As we get ready to hit more sales and buy gifts for our friends and family during the busy holiday season, scammers are ramping up for their own holiday shenanigans.
Keep a sharp eye out for anything that may seem suspicious like these scams below:
Many consumers will see an increase in their emails alerting them about sales and deals. They may also receive text messages if they have signed up for them. While many of these messages look legitimate, links in them could lead to look-alike websites meant to trick you into entering personal information or allow scammers to download malware on your computer. To protect yourself, look for misspellings throughout the email and hover over links without clicking to see where they actually go. If the site looks suspicious, do not click.
Social Media Gift Exchange
Purchasing one gift and receiving several in return sounds too good to be true, and it is. This Secret Santa style gift exchange on social media is really a pyramid scheme and illegal. One person will invite their friends to put their information on an established list that gets sent to a stranger who can steal your information. Do not participate in this scam. Not only will you receive zero gifts but you might get your information stolen.

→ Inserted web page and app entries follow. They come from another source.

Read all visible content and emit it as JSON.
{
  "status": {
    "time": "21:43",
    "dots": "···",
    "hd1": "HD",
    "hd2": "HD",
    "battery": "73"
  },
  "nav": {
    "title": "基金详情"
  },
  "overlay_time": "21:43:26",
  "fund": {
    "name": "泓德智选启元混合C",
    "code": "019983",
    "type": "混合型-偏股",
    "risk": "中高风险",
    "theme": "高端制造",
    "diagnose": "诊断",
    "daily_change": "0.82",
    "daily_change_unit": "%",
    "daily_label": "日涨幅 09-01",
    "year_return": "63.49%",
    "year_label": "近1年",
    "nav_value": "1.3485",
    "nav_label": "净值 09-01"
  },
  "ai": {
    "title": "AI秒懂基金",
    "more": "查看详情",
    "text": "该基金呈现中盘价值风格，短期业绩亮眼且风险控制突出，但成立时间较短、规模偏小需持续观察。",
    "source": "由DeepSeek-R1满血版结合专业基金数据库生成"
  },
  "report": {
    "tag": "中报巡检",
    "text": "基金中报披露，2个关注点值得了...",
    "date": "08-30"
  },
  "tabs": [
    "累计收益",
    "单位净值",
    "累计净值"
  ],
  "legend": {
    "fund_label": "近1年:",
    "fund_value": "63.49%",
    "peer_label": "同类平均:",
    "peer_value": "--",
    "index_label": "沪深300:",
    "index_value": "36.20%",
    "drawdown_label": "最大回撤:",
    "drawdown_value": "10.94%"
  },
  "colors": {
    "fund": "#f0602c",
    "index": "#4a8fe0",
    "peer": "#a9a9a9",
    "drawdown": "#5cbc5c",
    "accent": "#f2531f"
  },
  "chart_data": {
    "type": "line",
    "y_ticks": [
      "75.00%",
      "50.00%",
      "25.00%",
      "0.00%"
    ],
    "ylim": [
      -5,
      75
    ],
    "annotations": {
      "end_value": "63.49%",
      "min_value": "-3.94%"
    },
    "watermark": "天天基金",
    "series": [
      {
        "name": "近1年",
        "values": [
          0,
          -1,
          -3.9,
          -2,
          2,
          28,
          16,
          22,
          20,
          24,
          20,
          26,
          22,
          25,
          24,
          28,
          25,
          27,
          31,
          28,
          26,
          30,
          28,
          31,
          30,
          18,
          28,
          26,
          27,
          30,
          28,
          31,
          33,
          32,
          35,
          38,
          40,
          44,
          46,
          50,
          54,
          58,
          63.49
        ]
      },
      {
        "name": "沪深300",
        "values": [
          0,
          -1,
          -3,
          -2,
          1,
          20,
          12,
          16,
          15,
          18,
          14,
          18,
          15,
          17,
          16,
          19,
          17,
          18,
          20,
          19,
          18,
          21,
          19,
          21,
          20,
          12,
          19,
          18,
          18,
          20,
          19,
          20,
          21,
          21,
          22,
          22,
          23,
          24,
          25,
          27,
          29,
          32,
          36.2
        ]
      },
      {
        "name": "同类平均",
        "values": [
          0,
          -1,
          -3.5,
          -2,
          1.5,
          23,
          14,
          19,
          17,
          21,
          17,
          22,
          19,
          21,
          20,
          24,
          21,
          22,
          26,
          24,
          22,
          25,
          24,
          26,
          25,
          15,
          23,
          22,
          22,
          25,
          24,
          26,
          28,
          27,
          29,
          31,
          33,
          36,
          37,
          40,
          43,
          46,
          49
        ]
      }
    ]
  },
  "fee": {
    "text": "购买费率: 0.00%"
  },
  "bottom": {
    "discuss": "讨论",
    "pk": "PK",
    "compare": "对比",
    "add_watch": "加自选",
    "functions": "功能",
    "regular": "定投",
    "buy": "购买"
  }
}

Scammers target seniors by posing as a grandchild or family member and claim they have an emergency and need money right away. This often requires the grandparent to send money quickly to help with the emergency. Grandparents should verify the situation by calling the family member in question directly before sending money. Often that phone call can confirm the grandchild is not in danger and will stop the scammer in their tracks.
Temporary Holiday Jobs
Many businesses need extra help during the holiday season and seek seasonal employees, but beware of fraudsters who attempt to collect personal information from applicants. Job seekers trying to avoid this scam should apply in person or go directly to the retailer’s website. Don’t follow an unfamiliar link or a job posted on social media. Also, watch out for postings that require you to pay for equipment or software upfront. These are not legitimate.
This scam is all too popular around the holiday season. An unsuspecting victim is awaiting their new furry friend only to be left without their money and puppy. While this is a year-round issue, puppy scams hurt families seeking to add a furry friend to their home for the holidays. Puppy scams are often difficult to avoid as tempting pictures and good deals pull at the heartstrings and wallet. To prevent this fraud, consumers should do an image search online of the photo given of your pet. If multiple websites appear it’s probably a scam. Know what prices to expect and do your research and only buy from a website you can trust.
Traveling for the holidays can get expensive. Bargains for flight or train tickets are tempting, but watch out because some offers can be scams. Be cautious if you receive an email offer and check to see if it is legitimate by hovering over the link. Never wire money and ask for references.
The holidays are fun but be aware of these scams and stay safe. Trust your instincts and if a deal sounds too good to be true it most likely is.